Variable annuities may offer investors the option to add the guaranteed minimum income benefit rider to their annuity. The guaranteed minimum income benefit ensures you will receive a stated ongoing payment regardless of market conditions. These riders are usually at an additional cost and many have specific limits, so carefully evaluate the guaranteed minimum income benefit option before adding it your annuity.
Pros and Cons
Guaranteed income for retirement seems like a great option, but there are many pros and cons when it comes to annuities.
Provides a Guaranteed Income Stream
With all of the uncertain factors and changes you may face in your retirement, annuities can provide a guaranteed income stream when you need it the most.
Money invested in an annuity grows tax-deferred. When you start making withdrawals, the earnings portion is taxed at your current income tax rate. However, the principal portion is not taxed, so this can be a significant amount of tax savings.
Don’t Outlive Income
Annuities can be designed to help ensure you don’t “outlive” your income. These products can give you ease of mind by providing a steady stream of income for a lifetime or a set period of time.
No Contribution Limits
There is no annual contribution limit for annuities, unlike other retirement accounts such as 401(k)s and IRAs. Since there is no contribution limit, investors can choose to put as much money away for retirement as they wish.
Annuities can carry high fees, sales commission, and charges. Often these are hidden in the fine print, such as underwriting fees, fund management, and penalties. Although not all annuities have high fees, it is important to consider how they affect the overall performance of your funds.
Early Withdrawal Penalties
After you invest in an annuity, you may lose access to the initial principal and your contributions. If you make an early withdrawal on a deferred annuity, you could face serious penalties from the insurance company. In addition, if you withdraw funds before 59 ½, you may be charged a 10 percent penalty from the IRS.

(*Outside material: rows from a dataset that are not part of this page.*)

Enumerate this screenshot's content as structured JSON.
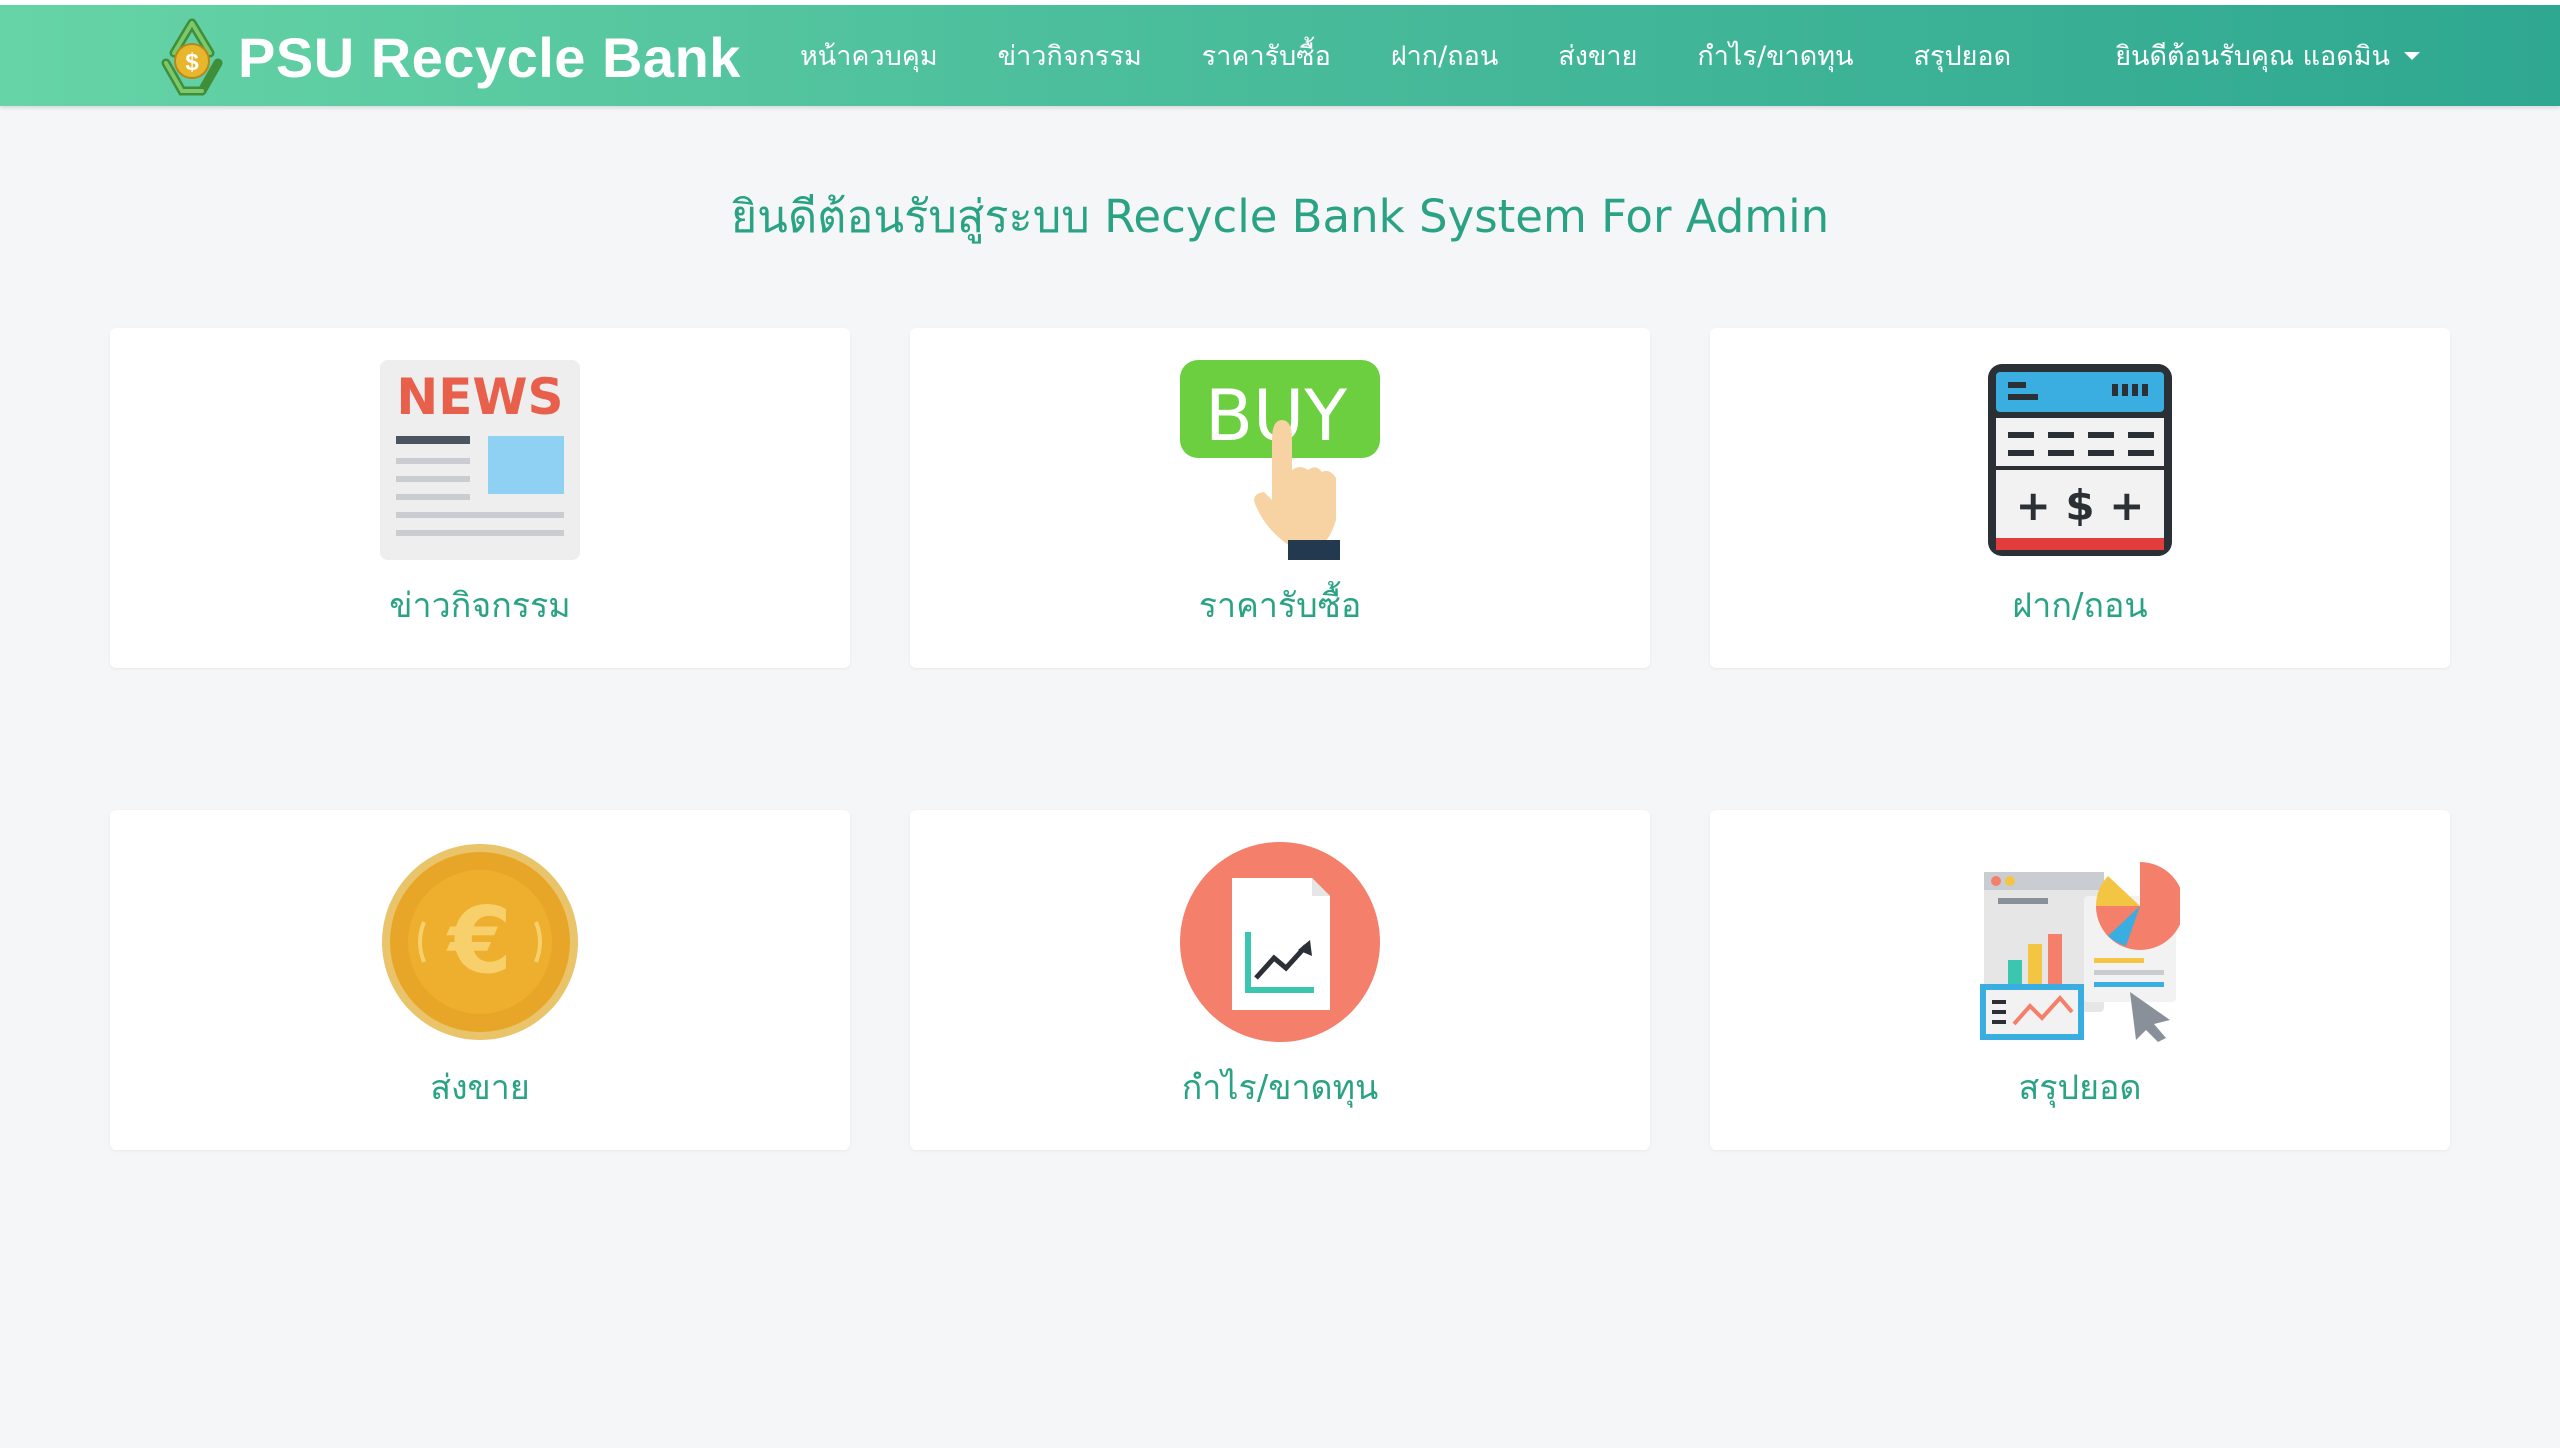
{
  "app": {
    "brand": "PSU Recycle Bank"
  },
  "nav": {
    "items": [
      {
        "label": "หน้าควบคุม"
      },
      {
        "label": "ข่าวกิจกรรม"
      },
      {
        "label": "ราคารับซื้อ"
      },
      {
        "label": "ฝาก/ถอน"
      },
      {
        "label": "ส่งขาย"
      },
      {
        "label": "กำไร/ขาดทุน"
      },
      {
        "label": "สรุปยอด"
      }
    ],
    "user_greeting": "ยินดีต้อนรับคุณ แอดมิน"
  },
  "main": {
    "title": "ยินดีต้อนรับสู่ระบบ Recycle Bank System For Admin",
    "cards": [
      {
        "label": "ข่าวกิจกรรม",
        "icon": "news-icon",
        "icon_text": "NEWS"
      },
      {
        "label": "ราคารับซื้อ",
        "icon": "buy-button-icon",
        "icon_text": "BUY"
      },
      {
        "label": "ฝาก/ถอน",
        "icon": "calculator-icon",
        "icon_text": "+ $ +"
      },
      {
        "label": "ส่งขาย",
        "icon": "euro-coin-icon",
        "icon_text": "€"
      },
      {
        "label": "กำไร/ขาดทุน",
        "icon": "profit-chart-icon"
      },
      {
        "label": "สรุปยอด",
        "icon": "report-dashboard-icon"
      }
    ]
  },
  "colors": {
    "nav_gradient_start": "#66d4a6",
    "nav_gradient_end": "#2fa891",
    "accent_text": "#2aa385",
    "page_background": "#f5f6f8"
  }
}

Giving Up Access to Your Savings
In exchange for the guaranteed income stream, you are giving up access to a portion of your savings. If you need the funds before the annuity is scheduled to make payments, you may face penalties and fees. Therefore, if you need to access your savings, you’ll want to carefully consider if annuities are the best option for you and for what portion of your funds.
Annuities can be hard to understand, especially with multiple types of annuities, benefits, and options. If you are considering investing in an annuity, it is best to speak with a professional before adding it to your retirement strategy.
Turn to Your Local CPA
While this article provides a general overview of some of the key points related to annuities, everyone’s financial situation is unique and requires careful consideration. Your local CPA is the best source of advice for your important financial decisions. For resources, including PICPA’s CPA locator, visit www.picpa.org/moneyandlife